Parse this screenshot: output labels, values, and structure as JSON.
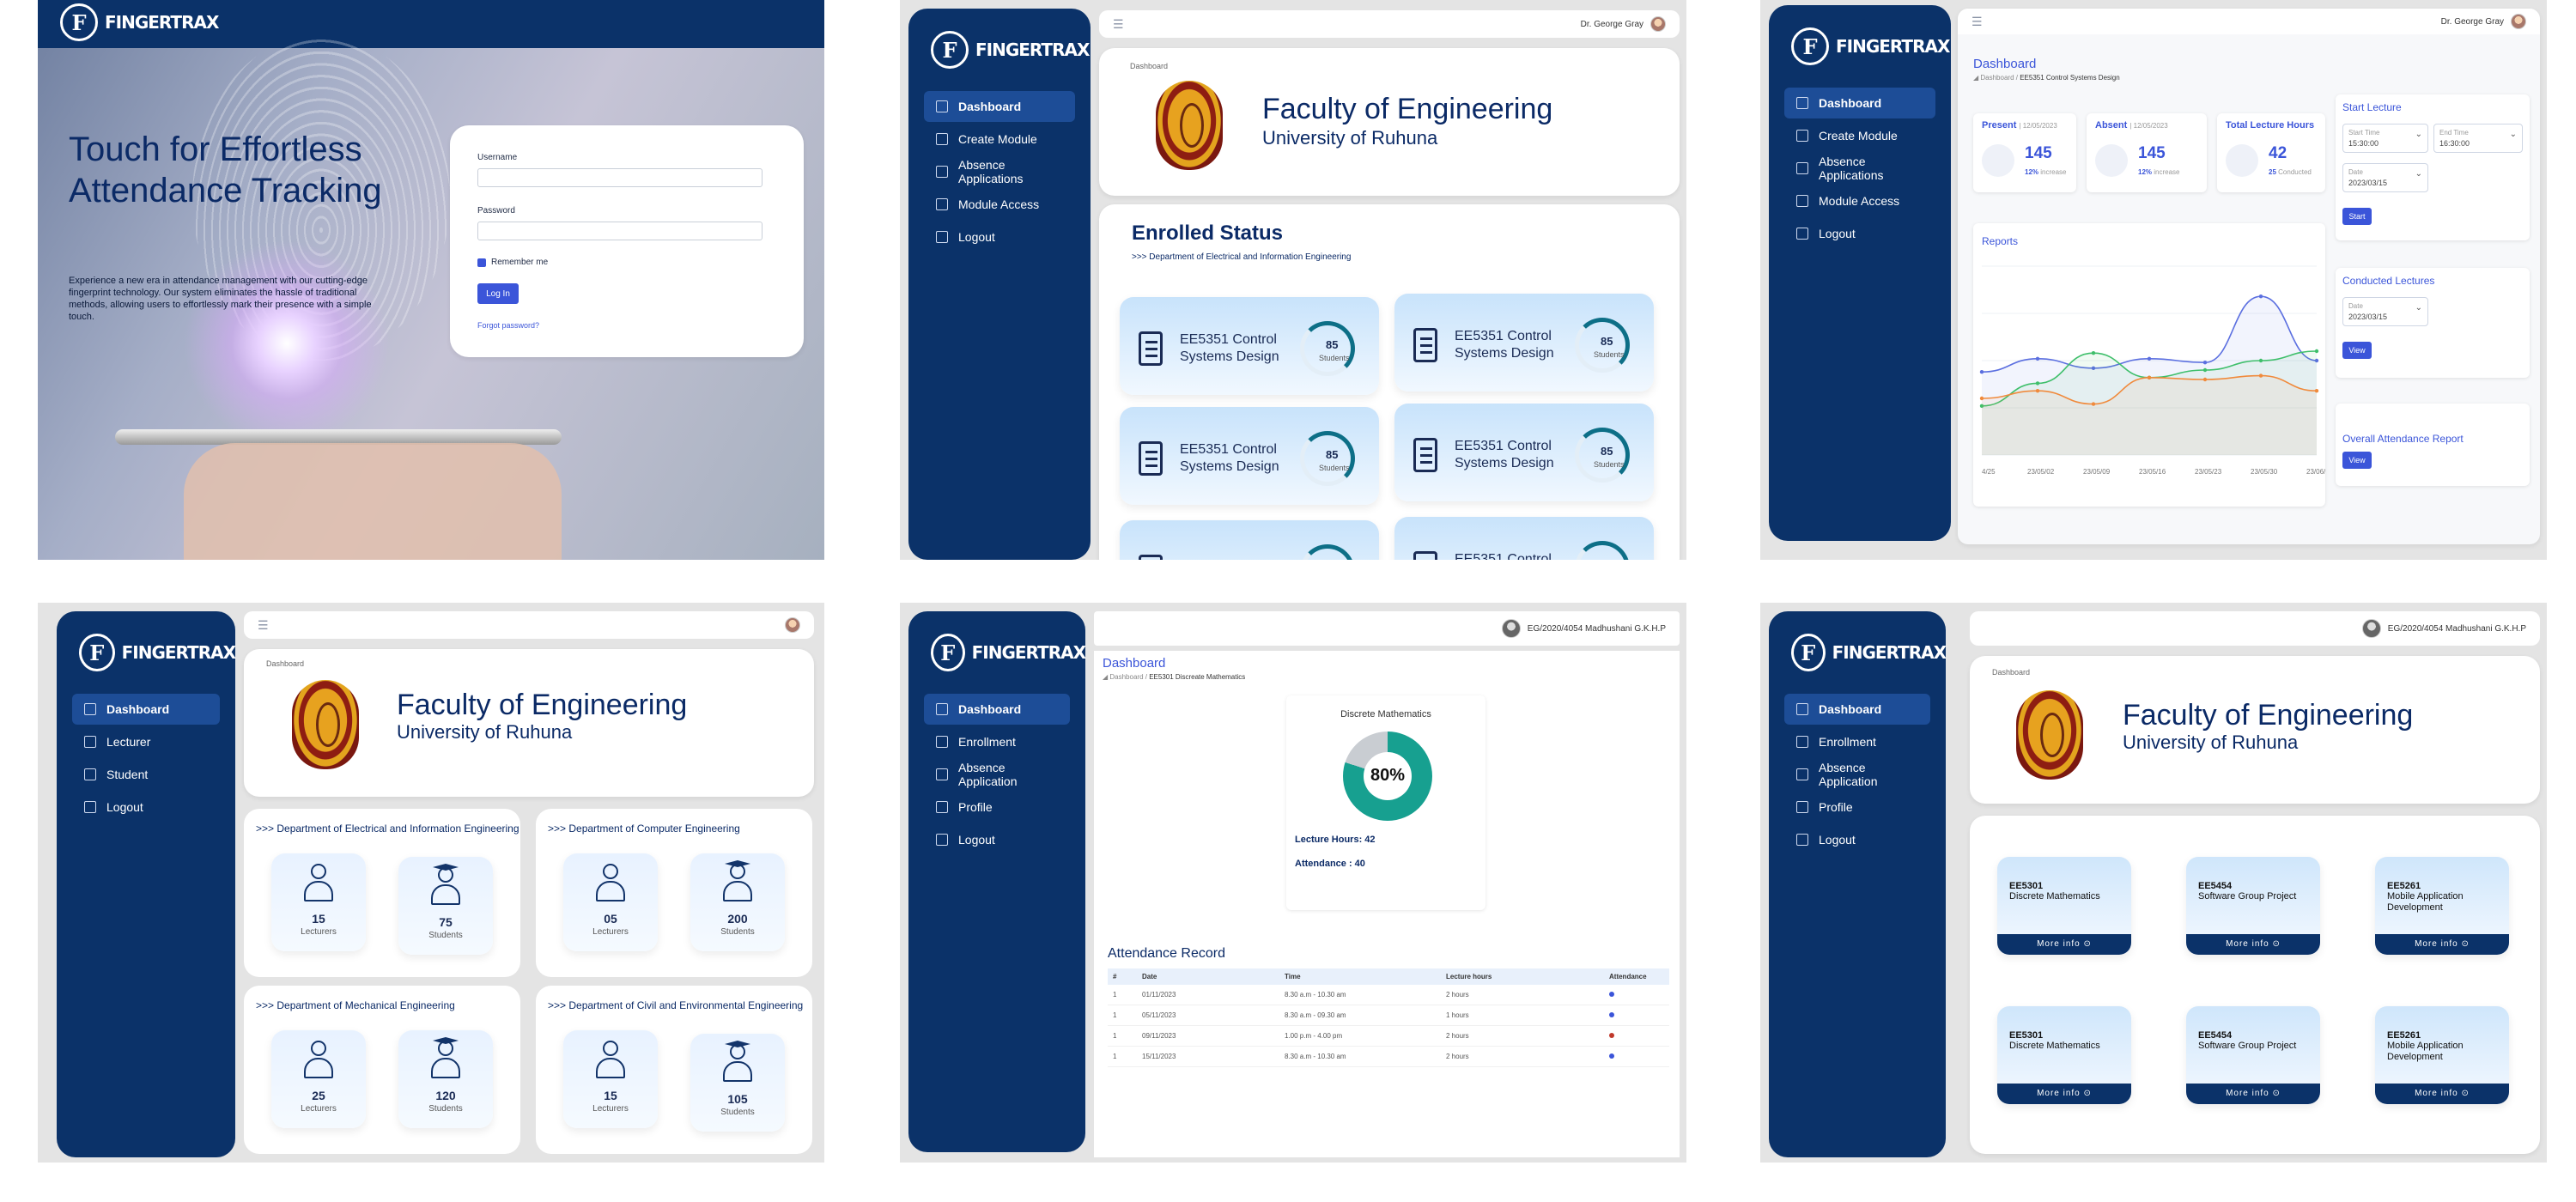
{
  "brand": {
    "logo_letter": "F",
    "name": "FINGERTRAX"
  },
  "colors": {
    "navy": "#0b3269",
    "accent": "#3b55d9",
    "teal": "#0d6f87",
    "present": "#3b55d9",
    "absent": "#c0392b"
  },
  "login": {
    "headline": "Touch for Effortless Attendance Tracking",
    "description": "Experience a new era in attendance management with our cutting-edge fingerprint technology. Our system eliminates the hassle of traditional methods, allowing users to effortlessly mark their presence with a simple touch.",
    "username_label": "Username",
    "password_label": "Password",
    "remember_label": "Remember me",
    "login_button": "Log In",
    "forgot_link": "Forgot password?"
  },
  "lecturer_nav": [
    "Dashboard",
    "Create Module",
    "Absence Applications",
    "Module Access",
    "Logout"
  ],
  "admin_nav": [
    "Dashboard",
    "Lecturer",
    "Student",
    "Logout"
  ],
  "student_nav": [
    "Dashboard",
    "Enrollment",
    "Absence Application",
    "Profile",
    "Logout"
  ],
  "faculty": {
    "title": "Faculty of Engineering",
    "subtitle": "University of Ruhuna",
    "breadcrumb": "Dashboard"
  },
  "lecturer_user": "Dr. George Gray",
  "student_user": "EG/2020/4054 Madhushani G.K.H.P",
  "enrolled": {
    "title": "Enrolled Status",
    "department": ">>> Department of Electrical and Information Engineering",
    "cards": [
      {
        "name": "EE5351 Control Systems Design",
        "count": "85",
        "unit": "Students"
      },
      {
        "name": "EE5351 Control Systems Design",
        "count": "85",
        "unit": "Students"
      },
      {
        "name": "EE5351 Control Systems Design",
        "count": "85",
        "unit": "Students"
      },
      {
        "name": "EE5351 Control Systems Design",
        "count": "85",
        "unit": "Students"
      },
      {
        "name": "",
        "count": "",
        "unit": ""
      },
      {
        "name": "EE5351 Control",
        "count": "",
        "unit": ""
      }
    ]
  },
  "module_dash": {
    "title": "Dashboard",
    "breadcrumb_root": "Dashboard /",
    "breadcrumb_current": "EE5351 Control Systems Design",
    "present": {
      "label": "Present",
      "date": "| 12/05/2023",
      "value": "145",
      "pct": "12%",
      "note": "increase"
    },
    "absent": {
      "label": "Absent",
      "date": "| 12/05/2023",
      "value": "145",
      "pct": "12%",
      "note": "increase"
    },
    "total": {
      "label": "Total Lecture Hours",
      "value": "42",
      "pct": "25",
      "note": "Conducted"
    },
    "reports_title": "Reports",
    "x_ticks": [
      "4/25",
      "23/05/02",
      "23/05/09",
      "23/05/16",
      "23/05/23",
      "23/05/30",
      "23/06/0"
    ],
    "start_title": "Start Lecture",
    "start_time_label": "Start Time",
    "start_time": "15:30:00",
    "end_time_label": "End Time",
    "end_time": "16:30:00",
    "date_label": "Date",
    "date_value": "2023/03/15",
    "start_button": "Start",
    "conducted_title": "Conducted Lectures",
    "view_button": "View",
    "overall_title": "Overall Attendance Report"
  },
  "chart_data": {
    "type": "area",
    "categories": [
      "4/25",
      "23/05/02",
      "23/05/09",
      "23/05/16",
      "23/05/23",
      "23/05/30",
      "23/06/0"
    ],
    "series": [
      {
        "name": "",
        "values": [
          44,
          51,
          46,
          51,
          49,
          84,
          50
        ],
        "color": "#5b6fe0"
      },
      {
        "name": "",
        "values": [
          26,
          38,
          54,
          41,
          45,
          50,
          55
        ],
        "color": "#3fbf6b"
      },
      {
        "name": "",
        "values": [
          30,
          34,
          27,
          41,
          40,
          42,
          34
        ],
        "color": "#f08a3c"
      }
    ],
    "ylim": [
      0,
      100
    ],
    "grid": true
  },
  "admin": {
    "departments": [
      {
        "title": ">>> Department of Electrical and Information Engineering",
        "lecturers": "15",
        "students": "75"
      },
      {
        "title": ">>> Department of Computer Engineering",
        "lecturers": "05",
        "students": "200"
      },
      {
        "title": ">>> Department of Mechanical Engineering",
        "lecturers": "25",
        "students": "120"
      },
      {
        "title": ">>> Department of Civil and Environmental Engineering",
        "lecturers": "15",
        "students": "105"
      }
    ],
    "lecturers_label": "Lecturers",
    "students_label": "Students"
  },
  "student_module": {
    "title": "Dashboard",
    "breadcrumb_root": "Dashboard /",
    "breadcrumb_current": "EE5301 Discreate Mathematics",
    "card_title": "Discrete Mathematics",
    "percent": "80%",
    "percent_value": 80,
    "lecture_hours": "Lecture Hours: 42",
    "attendance": "Attendance : 40",
    "record_title": "Attendance Record",
    "columns": [
      "#",
      "Date",
      "Time",
      "Lecture hours",
      "Attendance"
    ],
    "rows": [
      {
        "n": "1",
        "date": "01/11/2023",
        "time": "8.30 a.m - 10.30 am",
        "hours": "2 hours",
        "status": "present"
      },
      {
        "n": "1",
        "date": "05/11/2023",
        "time": "8.30 a.m - 09.30 am",
        "hours": "1 hours",
        "status": "present"
      },
      {
        "n": "1",
        "date": "09/11/2023",
        "time": "1.00 p.m - 4.00 pm",
        "hours": "2 hours",
        "status": "absent"
      },
      {
        "n": "1",
        "date": "15/11/2023",
        "time": "8.30 a.m - 10.30 am",
        "hours": "2 hours",
        "status": "present"
      }
    ]
  },
  "modules": [
    {
      "code": "EE5301",
      "name": "Discrete Mathematics"
    },
    {
      "code": "EE5454",
      "name": "Software Group Project"
    },
    {
      "code": "EE5261",
      "name": "Mobile Application Development"
    },
    {
      "code": "EE5301",
      "name": "Discrete Mathematics"
    },
    {
      "code": "EE5454",
      "name": "Software Group Project"
    },
    {
      "code": "EE5261",
      "name": "Mobile Application Development"
    }
  ],
  "more_info": "More info"
}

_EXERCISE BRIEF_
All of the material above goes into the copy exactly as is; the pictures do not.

_WRITTEN ANSWER_
Parse this screenshot: output labels, values, and structure as JSON.
{
  "brand": {
    "logo_letter": "F",
    "name": "FINGERTRAX"
  },
  "colors": {
    "navy": "#0b3269",
    "accent": "#3b55d9",
    "teal": "#0d6f87",
    "present": "#3b55d9",
    "absent": "#c0392b"
  },
  "login": {
    "headline": "Touch for Effortless Attendance Tracking",
    "description": "Experience a new era in attendance management with our cutting-edge fingerprint technology. Our system eliminates the hassle of traditional methods, allowing users to effortlessly mark their presence with a simple touch.",
    "username_label": "Username",
    "password_label": "Password",
    "remember_label": "Remember me",
    "login_button": "Log In",
    "forgot_link": "Forgot password?"
  },
  "lecturer_nav": [
    "Dashboard",
    "Create Module",
    "Absence Applications",
    "Module Access",
    "Logout"
  ],
  "admin_nav": [
    "Dashboard",
    "Lecturer",
    "Student",
    "Logout"
  ],
  "student_nav": [
    "Dashboard",
    "Enrollment",
    "Absence Application",
    "Profile",
    "Logout"
  ],
  "faculty": {
    "title": "Faculty of Engineering",
    "subtitle": "University of Ruhuna",
    "breadcrumb": "Dashboard"
  },
  "lecturer_user": "Dr. George Gray",
  "student_user": "EG/2020/4054 Madhushani G.K.H.P",
  "enrolled": {
    "title": "Enrolled Status",
    "department": ">>> Department of Electrical and Information Engineering",
    "cards": [
      {
        "name": "EE5351 Control Systems Design",
        "count": "85",
        "unit": "Students"
      },
      {
        "name": "EE5351 Control Systems Design",
        "count": "85",
        "unit": "Students"
      },
      {
        "name": "EE5351 Control Systems Design",
        "count": "85",
        "unit": "Students"
      },
      {
        "name": "EE5351 Control Systems Design",
        "count": "85",
        "unit": "Students"
      },
      {
        "name": "",
        "count": "",
        "unit": ""
      },
      {
        "name": "EE5351 Control",
        "count": "",
        "unit": ""
      }
    ]
  },
  "module_dash": {
    "title": "Dashboard",
    "breadcrumb_root": "Dashboard /",
    "breadcrumb_current": "EE5351 Control Systems Design",
    "present": {
      "label": "Present",
      "date": "| 12/05/2023",
      "value": "145",
      "pct": "12%",
      "note": "increase"
    },
    "absent": {
      "label": "Absent",
      "date": "| 12/05/2023",
      "value": "145",
      "pct": "12%",
      "note": "increase"
    },
    "total": {
      "label": "Total Lecture Hours",
      "value": "42",
      "pct": "25",
      "note": "Conducted"
    },
    "reports_title": "Reports",
    "x_ticks": [
      "4/25",
      "23/05/02",
      "23/05/09",
      "23/05/16",
      "23/05/23",
      "23/05/30",
      "23/06/0"
    ],
    "start_title": "Start Lecture",
    "start_time_label": "Start Time",
    "start_time": "15:30:00",
    "end_time_label": "End Time",
    "end_time": "16:30:00",
    "date_label": "Date",
    "date_value": "2023/03/15",
    "start_button": "Start",
    "conducted_title": "Conducted Lectures",
    "view_button": "View",
    "overall_title": "Overall Attendance Report"
  },
  "chart_data": {
    "type": "area",
    "categories": [
      "4/25",
      "23/05/02",
      "23/05/09",
      "23/05/16",
      "23/05/23",
      "23/05/30",
      "23/06/0"
    ],
    "series": [
      {
        "name": "",
        "values": [
          44,
          51,
          46,
          51,
          49,
          84,
          50
        ],
        "color": "#5b6fe0"
      },
      {
        "name": "",
        "values": [
          26,
          38,
          54,
          41,
          45,
          50,
          55
        ],
        "color": "#3fbf6b"
      },
      {
        "name": "",
        "values": [
          30,
          34,
          27,
          41,
          40,
          42,
          34
        ],
        "color": "#f08a3c"
      }
    ],
    "ylim": [
      0,
      100
    ],
    "grid": true
  },
  "admin": {
    "departments": [
      {
        "title": ">>> Department of Electrical and Information Engineering",
        "lecturers": "15",
        "students": "75"
      },
      {
        "title": ">>> Department of Computer Engineering",
        "lecturers": "05",
        "students": "200"
      },
      {
        "title": ">>> Department of Mechanical Engineering",
        "lecturers": "25",
        "students": "120"
      },
      {
        "title": ">>> Department of Civil and Environmental Engineering",
        "lecturers": "15",
        "students": "105"
      }
    ],
    "lecturers_label": "Lecturers",
    "students_label": "Students"
  },
  "student_module": {
    "title": "Dashboard",
    "breadcrumb_root": "Dashboard /",
    "breadcrumb_current": "EE5301 Discreate Mathematics",
    "card_title": "Discrete Mathematics",
    "percent": "80%",
    "percent_value": 80,
    "lecture_hours": "Lecture Hours: 42",
    "attendance": "Attendance : 40",
    "record_title": "Attendance Record",
    "columns": [
      "#",
      "Date",
      "Time",
      "Lecture hours",
      "Attendance"
    ],
    "rows": [
      {
        "n": "1",
        "date": "01/11/2023",
        "time": "8.30 a.m - 10.30 am",
        "hours": "2 hours",
        "status": "present"
      },
      {
        "n": "1",
        "date": "05/11/2023",
        "time": "8.30 a.m - 09.30 am",
        "hours": "1 hours",
        "status": "present"
      },
      {
        "n": "1",
        "date": "09/11/2023",
        "time": "1.00 p.m - 4.00 pm",
        "hours": "2 hours",
        "status": "absent"
      },
      {
        "n": "1",
        "date": "15/11/2023",
        "time": "8.30 a.m - 10.30 am",
        "hours": "2 hours",
        "status": "present"
      }
    ]
  },
  "modules": [
    {
      "code": "EE5301",
      "name": "Discrete Mathematics"
    },
    {
      "code": "EE5454",
      "name": "Software Group Project"
    },
    {
      "code": "EE5261",
      "name": "Mobile Application Development"
    },
    {
      "code": "EE5301",
      "name": "Discrete Mathematics"
    },
    {
      "code": "EE5454",
      "name": "Software Group Project"
    },
    {
      "code": "EE5261",
      "name": "Mobile Application Development"
    }
  ],
  "more_info": "More info"
}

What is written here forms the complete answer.